Healthcare is one of retirement’s toughest financial challenges.  Since 1965, Original Medicare (better known as Medicare Part A + Medicare Part B coverage) has helped cover basic health needs for most individuals age 65 and above. The Initial Enrollment Period (IEP) is your first chance to sign up for Medicare and it starts three months before your 65th birthday, includes your birthday month, and ends three months after the month you turn 65. You will receive premium-free Medicare Part A (Hospital Insurance) if you or your spouse have worked at least 10 years and have paid your Medicare tax liabilities.  If you worked less than 7 ½ years (30 quarters) then your premium for Part A would be $426, and if you worked 30-39 quarters your premium would be $234 per month. Medicare Part B (Medical Insurance) has a standard monthly premium of $104.90 (year 2014). Some people may pay a higher premium based on their income or if they do not enroll when they are first eligible.  If you do not sign up for Part B during your IEP, then your next chance to enroll would be during General Enrollment between January 1st –March 31st each year.  If you enroll during the General Enrollment Period, then your coverage will start July 1st of that year, and you may have to pay a late enrollment penalty. Do I have to enroll? Or am I automatically signed up for Medicare coverage? If you are receiving benefits from Social Security or the Railroad Retirement Board (RRB) then in most cases you will automatically get Part A and Part B starting the first day of the month you turn 65.  If your birthday falls on the first of the month, then you will receive benefits at the start of the prior month. If you have a disability, you will automatically get Part A and Part B after you get disability benefits from Social Security or certain disability benefits from the RRB for 24 months. If you have ALS (Amyotrophic Lateral Sclerosis, also called Lou Gehrig’s disease), you will automatically get Part A and Part B the month your disability benefits begin. If you live in Puerto Rico and get benefits from Social Security or the RRB, you will automatically get Part A, but will have to sign up for Part B. If you are automatically enrolled, you will receive your red, white, and blue Medicare card in the mail three months before your 65th birthday or your 25th month of disability.  If you are automatically enrolled, yet do not wish to keep your Part B coverage, then you will have to follow the instructions that come with the card, and send the card back.  If you keep the card, you keep Part B and will pay Part B premiums.  Part B premiums will be automatically deducted from your monthly benefits. If you qualify for Medicare because you have End-Stage Renal Disease (ESRD), you will have to sign up for Medicare along with everyone else that does not fall into one of the categories listed above.  Once enrolled in a Medicare plan, you will receive an “Evidence of Coverage” (EOC) each year, usually in the fall.  The EOC gives you details about what the plan covers, how much you pay, and more. How can I sign up for Part A & Part B coverage?

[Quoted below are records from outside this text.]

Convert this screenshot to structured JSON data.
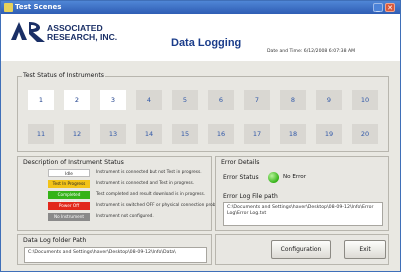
{
  "window": {
    "title": "Test Scenes"
  },
  "brand": {
    "line1": "ASSOCIATED",
    "line2": "RESEARCH, INC."
  },
  "page": {
    "title": "Data Logging",
    "datetime": "Date and Time: 6/12/2008 6:07:38 AM"
  },
  "instruments": {
    "section_label": "Test Status of Instruments",
    "items": [
      "1",
      "2",
      "3",
      "4",
      "5",
      "6",
      "7",
      "8",
      "9",
      "10",
      "11",
      "12",
      "13",
      "14",
      "15",
      "16",
      "17",
      "18",
      "19",
      "20"
    ]
  },
  "status_description": {
    "section_label": "Description of Instrument Status",
    "items": [
      {
        "badge": "Idle",
        "text": "Instrument is connected but not Test in progress.",
        "bg": "#ffffff",
        "fg": "#222222"
      },
      {
        "badge": "Test In Progress",
        "text": "Instrument is connected and Test in progress.",
        "bg": "#f2c318",
        "fg": "#222222"
      },
      {
        "badge": "Completed Normally",
        "text": "Test completed and result download is in progress.",
        "bg": "#35b318",
        "fg": "#ffffff"
      },
      {
        "badge": "Power Off",
        "text": "Instrument is switched OFF or physical connection problem.",
        "bg": "#e2281c",
        "fg": "#ffffff"
      },
      {
        "badge": "No Instrument",
        "text": "Instrument not configured.",
        "bg": "#8a8a8a",
        "fg": "#ffffff"
      }
    ]
  },
  "error": {
    "section_label": "Error Details",
    "status_label": "Error Status",
    "status_value": "No Error",
    "log_path_label": "Error Log File path",
    "log_path_value": "C:\\Documents and Settings\\haver\\Desktop\\08-09-12\\Info\\Error Log\\Error Log.txt"
  },
  "datalog": {
    "section_label": "Data Log folder Path",
    "value": "C:\\Documents and Settings\\haver\\Desktop\\08-09-12\\Info\\Data\\"
  },
  "buttons": {
    "configuration": "Configuration",
    "exit": "Exit"
  }
}
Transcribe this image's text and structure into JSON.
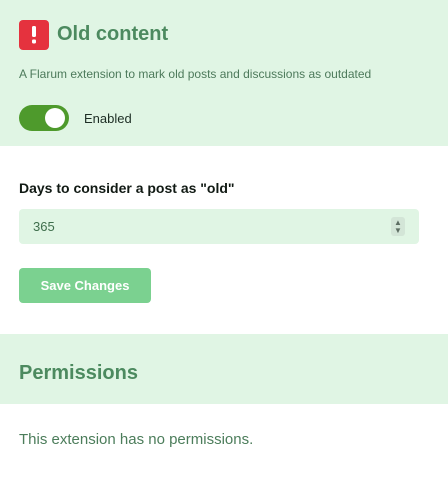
{
  "extension": {
    "title": "Old content",
    "description": "A Flarum extension to mark old posts and discussions as outdated",
    "icon": "exclamation-icon",
    "icon_color": "#e5323e",
    "enabled": true,
    "enabled_label": "Enabled"
  },
  "settings": {
    "days_label": "Days to consider a post as \"old\"",
    "days_value": "365",
    "save_label": "Save Changes"
  },
  "permissions": {
    "title": "Permissions",
    "empty_text": "This extension has no permissions."
  },
  "colors": {
    "accent": "#4c8a5f",
    "header_bg": "#e0f5e4",
    "toggle_on": "#4e9a2c",
    "button": "#7bd190"
  }
}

We’d love to hear from you

Contact Us

Recent News

Common ERISA Penalties by the DOL

The Department of Labor recently released their inflation-adjusted penalties for ERISA, the Family Medical Leave Act, and the Genetic Information Nondiscrimination Act.

SPD Requirements – Erisa Wrap Compliance

The Employee Retirement Income Security Act (ERISA) oversees group benefit plans, and with the onset of the Affordable Care Act, the ERISA Summary Plan Description (SPD) requirements are in the spotlight.